■ Task goal ■
Within the entries below, how many lines carry the word "badge"? State the number and stop.

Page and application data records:
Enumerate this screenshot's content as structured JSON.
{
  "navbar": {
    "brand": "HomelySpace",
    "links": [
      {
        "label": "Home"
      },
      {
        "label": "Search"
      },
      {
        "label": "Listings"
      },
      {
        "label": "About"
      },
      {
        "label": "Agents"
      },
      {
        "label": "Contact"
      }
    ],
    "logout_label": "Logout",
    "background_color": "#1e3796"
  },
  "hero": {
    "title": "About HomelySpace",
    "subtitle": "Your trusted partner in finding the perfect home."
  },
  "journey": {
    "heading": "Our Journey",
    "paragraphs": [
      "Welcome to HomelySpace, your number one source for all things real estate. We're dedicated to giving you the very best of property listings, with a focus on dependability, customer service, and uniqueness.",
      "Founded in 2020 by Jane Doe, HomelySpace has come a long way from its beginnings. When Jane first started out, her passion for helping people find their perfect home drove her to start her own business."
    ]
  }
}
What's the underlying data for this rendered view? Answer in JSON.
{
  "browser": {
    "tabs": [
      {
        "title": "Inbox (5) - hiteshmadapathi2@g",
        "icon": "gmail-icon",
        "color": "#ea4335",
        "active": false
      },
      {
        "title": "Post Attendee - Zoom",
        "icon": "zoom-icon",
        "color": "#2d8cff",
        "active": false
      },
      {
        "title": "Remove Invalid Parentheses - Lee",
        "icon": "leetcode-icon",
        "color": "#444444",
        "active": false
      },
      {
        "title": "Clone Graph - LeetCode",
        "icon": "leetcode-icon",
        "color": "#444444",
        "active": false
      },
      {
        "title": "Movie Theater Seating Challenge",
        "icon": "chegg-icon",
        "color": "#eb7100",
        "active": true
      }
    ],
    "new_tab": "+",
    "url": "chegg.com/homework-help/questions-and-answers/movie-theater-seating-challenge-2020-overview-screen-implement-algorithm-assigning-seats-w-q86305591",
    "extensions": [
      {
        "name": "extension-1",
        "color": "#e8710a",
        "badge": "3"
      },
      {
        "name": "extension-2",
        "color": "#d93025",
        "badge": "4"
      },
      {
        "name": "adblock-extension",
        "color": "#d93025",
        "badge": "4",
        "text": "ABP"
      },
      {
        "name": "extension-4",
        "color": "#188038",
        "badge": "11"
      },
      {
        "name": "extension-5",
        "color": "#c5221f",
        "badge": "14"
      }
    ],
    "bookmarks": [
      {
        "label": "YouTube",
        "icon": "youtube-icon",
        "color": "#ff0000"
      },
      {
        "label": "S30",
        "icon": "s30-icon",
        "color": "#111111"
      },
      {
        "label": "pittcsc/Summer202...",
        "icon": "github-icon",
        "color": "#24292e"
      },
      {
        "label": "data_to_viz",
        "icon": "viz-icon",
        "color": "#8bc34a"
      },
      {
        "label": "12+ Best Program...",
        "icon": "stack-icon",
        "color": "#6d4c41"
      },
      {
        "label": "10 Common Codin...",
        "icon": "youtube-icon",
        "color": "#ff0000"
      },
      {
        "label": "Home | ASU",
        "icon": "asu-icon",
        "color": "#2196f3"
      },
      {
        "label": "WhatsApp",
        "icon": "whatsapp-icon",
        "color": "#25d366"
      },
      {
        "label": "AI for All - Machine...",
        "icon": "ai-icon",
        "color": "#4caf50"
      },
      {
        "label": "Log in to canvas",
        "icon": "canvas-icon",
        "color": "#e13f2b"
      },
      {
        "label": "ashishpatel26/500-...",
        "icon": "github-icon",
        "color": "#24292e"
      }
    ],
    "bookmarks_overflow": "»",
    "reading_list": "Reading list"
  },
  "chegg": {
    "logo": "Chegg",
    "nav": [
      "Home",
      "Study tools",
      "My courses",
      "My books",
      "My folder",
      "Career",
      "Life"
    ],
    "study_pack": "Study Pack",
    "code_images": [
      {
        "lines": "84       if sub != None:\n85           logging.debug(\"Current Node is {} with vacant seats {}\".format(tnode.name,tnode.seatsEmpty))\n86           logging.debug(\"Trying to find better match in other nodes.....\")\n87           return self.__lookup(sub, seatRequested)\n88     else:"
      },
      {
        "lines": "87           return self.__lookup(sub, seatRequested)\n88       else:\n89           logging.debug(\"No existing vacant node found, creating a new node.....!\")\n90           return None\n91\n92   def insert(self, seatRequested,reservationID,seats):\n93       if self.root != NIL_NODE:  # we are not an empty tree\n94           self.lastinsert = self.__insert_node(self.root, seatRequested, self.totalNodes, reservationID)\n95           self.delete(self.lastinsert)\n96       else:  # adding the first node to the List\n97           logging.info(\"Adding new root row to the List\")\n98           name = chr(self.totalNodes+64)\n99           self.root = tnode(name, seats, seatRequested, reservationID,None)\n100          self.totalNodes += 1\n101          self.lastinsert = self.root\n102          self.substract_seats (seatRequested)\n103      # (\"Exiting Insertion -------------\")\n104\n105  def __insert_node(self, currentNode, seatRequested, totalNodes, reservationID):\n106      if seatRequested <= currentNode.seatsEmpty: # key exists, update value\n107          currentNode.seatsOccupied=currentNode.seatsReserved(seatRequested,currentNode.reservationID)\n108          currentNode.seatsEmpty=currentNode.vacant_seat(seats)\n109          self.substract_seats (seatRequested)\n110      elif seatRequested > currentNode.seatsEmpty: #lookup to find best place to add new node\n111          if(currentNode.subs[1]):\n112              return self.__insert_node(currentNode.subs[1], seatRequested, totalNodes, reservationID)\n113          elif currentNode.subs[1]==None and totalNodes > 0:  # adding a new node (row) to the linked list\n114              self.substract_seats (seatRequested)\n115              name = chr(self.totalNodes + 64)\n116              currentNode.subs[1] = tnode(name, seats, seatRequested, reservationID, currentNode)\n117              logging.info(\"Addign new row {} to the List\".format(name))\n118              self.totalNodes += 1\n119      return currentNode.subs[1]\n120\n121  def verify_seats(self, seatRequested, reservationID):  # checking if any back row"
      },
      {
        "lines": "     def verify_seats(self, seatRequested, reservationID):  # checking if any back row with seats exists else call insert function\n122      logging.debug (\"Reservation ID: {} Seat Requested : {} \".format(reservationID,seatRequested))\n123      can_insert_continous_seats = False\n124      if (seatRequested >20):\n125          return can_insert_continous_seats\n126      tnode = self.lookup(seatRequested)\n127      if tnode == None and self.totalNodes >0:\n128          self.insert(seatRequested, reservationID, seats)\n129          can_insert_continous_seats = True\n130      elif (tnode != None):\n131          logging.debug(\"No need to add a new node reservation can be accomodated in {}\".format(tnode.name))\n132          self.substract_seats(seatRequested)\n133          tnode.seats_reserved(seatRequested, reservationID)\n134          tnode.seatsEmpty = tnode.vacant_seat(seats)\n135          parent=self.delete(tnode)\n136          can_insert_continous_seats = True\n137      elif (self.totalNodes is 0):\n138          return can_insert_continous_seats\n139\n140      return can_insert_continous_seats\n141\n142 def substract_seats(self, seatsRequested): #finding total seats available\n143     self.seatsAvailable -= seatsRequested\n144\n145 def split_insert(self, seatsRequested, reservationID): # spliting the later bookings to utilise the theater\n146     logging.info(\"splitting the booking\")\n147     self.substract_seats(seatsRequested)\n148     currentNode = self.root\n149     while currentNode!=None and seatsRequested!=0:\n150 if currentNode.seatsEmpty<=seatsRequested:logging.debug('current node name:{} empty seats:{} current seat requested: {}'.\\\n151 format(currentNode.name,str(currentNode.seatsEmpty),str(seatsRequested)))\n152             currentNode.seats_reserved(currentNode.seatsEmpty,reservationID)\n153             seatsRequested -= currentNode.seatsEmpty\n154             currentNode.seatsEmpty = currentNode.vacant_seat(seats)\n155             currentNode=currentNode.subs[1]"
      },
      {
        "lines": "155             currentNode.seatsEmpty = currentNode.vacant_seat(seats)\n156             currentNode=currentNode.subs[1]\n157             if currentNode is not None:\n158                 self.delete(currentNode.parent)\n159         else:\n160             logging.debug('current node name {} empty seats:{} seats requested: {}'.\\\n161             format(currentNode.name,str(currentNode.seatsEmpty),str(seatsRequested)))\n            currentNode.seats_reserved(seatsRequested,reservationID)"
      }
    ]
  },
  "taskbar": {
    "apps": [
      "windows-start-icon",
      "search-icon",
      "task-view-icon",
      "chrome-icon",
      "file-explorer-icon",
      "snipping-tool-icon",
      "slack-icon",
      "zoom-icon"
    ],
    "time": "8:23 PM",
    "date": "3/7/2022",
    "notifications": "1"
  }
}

■ Solution ■
5